» Your objective
Which lines of the data below hold "price"? Copy each of them.
Data shown below:
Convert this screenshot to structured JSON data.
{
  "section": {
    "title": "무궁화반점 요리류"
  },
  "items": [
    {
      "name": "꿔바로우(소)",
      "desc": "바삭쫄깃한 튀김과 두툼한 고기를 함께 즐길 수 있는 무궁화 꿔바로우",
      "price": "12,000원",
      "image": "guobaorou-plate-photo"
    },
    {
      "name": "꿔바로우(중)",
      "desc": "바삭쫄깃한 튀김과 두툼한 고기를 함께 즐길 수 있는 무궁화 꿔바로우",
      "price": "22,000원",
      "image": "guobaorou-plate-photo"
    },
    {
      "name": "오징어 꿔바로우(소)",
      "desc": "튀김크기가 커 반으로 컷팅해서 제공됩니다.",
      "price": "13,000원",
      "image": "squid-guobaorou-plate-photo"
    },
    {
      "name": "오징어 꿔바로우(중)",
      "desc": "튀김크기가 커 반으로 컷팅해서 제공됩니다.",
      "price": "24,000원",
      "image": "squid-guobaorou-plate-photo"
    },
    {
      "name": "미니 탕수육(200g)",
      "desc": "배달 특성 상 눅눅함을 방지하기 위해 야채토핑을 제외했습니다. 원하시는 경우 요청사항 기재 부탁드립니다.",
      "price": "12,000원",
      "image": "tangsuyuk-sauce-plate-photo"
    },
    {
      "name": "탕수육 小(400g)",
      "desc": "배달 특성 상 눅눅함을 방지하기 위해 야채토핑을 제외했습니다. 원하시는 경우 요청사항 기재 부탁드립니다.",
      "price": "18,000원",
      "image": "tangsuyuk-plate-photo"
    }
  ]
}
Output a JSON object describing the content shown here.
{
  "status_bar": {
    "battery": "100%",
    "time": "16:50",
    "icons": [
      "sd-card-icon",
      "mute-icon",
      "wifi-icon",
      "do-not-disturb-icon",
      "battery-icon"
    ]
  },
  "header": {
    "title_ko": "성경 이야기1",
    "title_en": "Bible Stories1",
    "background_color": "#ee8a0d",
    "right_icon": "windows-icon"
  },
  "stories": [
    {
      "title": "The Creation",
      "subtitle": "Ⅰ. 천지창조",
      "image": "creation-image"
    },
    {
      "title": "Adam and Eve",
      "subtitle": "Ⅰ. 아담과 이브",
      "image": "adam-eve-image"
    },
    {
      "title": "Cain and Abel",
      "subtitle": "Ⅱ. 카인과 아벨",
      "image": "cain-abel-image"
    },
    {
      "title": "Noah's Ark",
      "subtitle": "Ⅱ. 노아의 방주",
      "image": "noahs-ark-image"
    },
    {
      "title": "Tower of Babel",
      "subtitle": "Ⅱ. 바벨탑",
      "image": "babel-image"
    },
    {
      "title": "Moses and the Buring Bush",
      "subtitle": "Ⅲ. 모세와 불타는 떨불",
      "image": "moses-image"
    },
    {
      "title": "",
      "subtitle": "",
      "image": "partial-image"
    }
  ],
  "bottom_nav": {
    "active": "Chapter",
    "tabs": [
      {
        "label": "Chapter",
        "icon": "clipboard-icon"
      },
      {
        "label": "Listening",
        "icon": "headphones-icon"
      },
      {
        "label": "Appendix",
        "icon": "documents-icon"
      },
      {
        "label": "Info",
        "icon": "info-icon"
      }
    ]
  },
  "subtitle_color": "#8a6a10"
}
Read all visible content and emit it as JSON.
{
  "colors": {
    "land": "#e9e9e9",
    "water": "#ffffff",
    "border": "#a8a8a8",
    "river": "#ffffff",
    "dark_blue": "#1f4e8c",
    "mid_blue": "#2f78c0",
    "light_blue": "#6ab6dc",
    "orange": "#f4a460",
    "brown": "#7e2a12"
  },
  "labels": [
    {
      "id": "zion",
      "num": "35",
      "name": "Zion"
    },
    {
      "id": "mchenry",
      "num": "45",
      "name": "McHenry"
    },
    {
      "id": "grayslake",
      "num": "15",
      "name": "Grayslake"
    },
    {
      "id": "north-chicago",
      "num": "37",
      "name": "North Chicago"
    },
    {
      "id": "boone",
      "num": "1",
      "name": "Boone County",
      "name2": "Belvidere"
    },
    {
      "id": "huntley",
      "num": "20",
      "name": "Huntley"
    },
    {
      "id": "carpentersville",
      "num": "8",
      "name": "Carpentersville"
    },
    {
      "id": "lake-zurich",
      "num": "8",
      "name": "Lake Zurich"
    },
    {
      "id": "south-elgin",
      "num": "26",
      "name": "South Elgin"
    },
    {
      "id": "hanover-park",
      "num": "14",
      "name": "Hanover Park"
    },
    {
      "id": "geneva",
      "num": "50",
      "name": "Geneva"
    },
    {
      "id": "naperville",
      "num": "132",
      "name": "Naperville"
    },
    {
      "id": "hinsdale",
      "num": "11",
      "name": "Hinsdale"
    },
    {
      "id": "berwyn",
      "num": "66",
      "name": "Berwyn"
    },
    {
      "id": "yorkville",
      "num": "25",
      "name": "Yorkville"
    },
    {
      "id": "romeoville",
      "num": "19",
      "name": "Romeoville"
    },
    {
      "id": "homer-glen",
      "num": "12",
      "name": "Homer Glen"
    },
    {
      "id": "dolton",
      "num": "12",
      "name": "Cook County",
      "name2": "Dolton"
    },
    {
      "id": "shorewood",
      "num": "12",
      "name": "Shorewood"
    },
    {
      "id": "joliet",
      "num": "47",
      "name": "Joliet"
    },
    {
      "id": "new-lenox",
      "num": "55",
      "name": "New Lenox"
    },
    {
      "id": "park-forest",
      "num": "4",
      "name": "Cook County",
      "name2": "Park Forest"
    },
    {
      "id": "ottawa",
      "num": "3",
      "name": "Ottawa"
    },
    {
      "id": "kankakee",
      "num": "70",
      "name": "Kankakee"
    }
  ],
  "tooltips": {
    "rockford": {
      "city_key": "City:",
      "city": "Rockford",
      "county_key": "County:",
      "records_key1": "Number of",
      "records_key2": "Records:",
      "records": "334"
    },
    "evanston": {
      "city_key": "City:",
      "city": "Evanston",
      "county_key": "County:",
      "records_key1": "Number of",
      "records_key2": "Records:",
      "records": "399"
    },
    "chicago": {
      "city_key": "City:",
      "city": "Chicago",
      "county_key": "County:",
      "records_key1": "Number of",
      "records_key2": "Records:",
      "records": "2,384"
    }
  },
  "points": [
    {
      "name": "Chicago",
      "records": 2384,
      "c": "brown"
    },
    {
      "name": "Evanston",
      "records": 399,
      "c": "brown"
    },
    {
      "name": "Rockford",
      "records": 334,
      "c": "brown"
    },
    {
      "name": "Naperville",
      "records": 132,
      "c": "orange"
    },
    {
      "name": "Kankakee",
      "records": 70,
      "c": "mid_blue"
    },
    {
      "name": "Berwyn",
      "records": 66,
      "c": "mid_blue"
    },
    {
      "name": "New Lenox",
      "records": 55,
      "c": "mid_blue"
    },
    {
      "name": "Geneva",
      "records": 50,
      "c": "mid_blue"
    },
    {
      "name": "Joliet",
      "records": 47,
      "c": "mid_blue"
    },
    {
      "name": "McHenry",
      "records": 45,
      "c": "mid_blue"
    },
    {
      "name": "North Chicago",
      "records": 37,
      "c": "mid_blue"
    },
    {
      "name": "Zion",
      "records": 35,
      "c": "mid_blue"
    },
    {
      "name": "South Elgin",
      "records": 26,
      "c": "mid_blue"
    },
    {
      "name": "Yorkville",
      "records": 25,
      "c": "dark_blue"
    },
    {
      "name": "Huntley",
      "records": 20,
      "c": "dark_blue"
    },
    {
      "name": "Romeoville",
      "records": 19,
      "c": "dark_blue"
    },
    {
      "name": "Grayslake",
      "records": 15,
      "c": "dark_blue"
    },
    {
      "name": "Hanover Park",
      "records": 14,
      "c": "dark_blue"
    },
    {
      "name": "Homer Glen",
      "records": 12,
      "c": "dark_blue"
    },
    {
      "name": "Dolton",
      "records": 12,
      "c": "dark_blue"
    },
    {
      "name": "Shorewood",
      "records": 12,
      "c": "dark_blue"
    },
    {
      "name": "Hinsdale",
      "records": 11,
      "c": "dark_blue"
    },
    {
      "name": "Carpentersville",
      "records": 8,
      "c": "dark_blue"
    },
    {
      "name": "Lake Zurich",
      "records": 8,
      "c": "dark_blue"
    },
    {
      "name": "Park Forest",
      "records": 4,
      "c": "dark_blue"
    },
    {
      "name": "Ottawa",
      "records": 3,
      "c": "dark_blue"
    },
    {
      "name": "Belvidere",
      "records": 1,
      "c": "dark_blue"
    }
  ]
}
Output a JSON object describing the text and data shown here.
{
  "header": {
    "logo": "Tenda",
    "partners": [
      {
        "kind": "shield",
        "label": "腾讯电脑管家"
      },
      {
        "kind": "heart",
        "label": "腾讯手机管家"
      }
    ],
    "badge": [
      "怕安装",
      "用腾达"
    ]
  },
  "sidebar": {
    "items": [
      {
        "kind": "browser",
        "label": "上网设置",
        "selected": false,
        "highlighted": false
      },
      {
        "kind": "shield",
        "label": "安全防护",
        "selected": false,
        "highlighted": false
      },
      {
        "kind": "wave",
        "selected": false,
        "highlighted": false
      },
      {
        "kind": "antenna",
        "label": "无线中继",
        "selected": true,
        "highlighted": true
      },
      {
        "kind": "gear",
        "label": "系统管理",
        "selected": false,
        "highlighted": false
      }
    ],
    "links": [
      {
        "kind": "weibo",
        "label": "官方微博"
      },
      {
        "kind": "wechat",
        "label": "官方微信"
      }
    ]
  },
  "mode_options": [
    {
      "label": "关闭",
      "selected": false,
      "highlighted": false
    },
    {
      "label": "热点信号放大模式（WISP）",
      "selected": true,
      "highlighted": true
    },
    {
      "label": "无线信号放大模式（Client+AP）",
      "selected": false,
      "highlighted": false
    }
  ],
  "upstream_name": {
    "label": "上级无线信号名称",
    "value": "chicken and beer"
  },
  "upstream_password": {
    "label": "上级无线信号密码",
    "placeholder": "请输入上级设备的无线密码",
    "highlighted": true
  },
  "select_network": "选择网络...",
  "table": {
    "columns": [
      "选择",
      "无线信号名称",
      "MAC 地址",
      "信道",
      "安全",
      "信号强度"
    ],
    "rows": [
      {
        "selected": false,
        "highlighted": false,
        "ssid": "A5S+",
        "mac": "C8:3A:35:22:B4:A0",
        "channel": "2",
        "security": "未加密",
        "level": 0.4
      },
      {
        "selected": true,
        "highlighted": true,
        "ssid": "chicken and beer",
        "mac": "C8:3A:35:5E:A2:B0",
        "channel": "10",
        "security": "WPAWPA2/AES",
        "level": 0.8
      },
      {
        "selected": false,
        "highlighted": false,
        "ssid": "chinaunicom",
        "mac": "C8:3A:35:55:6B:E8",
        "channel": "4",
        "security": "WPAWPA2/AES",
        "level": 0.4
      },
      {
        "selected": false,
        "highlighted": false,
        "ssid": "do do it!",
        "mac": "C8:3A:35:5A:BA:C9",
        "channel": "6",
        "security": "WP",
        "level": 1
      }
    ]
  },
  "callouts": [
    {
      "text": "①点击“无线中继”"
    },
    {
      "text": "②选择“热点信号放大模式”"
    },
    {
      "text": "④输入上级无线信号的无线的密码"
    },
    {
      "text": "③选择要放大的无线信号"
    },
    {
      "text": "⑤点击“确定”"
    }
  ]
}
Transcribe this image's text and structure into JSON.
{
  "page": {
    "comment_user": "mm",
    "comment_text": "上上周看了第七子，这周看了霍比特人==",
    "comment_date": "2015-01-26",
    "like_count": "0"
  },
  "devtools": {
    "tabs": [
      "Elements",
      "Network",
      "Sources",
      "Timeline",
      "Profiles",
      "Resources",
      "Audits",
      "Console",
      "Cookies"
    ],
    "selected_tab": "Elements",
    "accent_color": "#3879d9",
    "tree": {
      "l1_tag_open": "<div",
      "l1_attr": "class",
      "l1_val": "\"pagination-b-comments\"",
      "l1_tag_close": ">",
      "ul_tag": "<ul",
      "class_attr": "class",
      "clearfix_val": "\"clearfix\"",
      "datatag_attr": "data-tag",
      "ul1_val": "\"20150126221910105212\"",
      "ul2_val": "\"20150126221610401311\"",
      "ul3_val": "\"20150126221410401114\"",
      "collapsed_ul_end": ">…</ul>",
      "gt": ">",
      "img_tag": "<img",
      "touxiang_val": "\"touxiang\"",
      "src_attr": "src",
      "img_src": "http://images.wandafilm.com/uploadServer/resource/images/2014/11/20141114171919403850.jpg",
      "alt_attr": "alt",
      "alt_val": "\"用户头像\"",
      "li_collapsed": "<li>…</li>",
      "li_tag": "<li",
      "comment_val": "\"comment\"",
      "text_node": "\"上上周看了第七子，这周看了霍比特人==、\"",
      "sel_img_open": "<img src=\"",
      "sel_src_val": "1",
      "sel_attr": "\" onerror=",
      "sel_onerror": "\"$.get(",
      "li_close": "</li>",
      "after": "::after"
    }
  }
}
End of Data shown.
» Solution to this problem
      "price": "12,000원",
      "price": "22,000원",
      "price": "13,000원",
      "price": "24,000원",
      "price": "12,000원",
      "price": "18,000원",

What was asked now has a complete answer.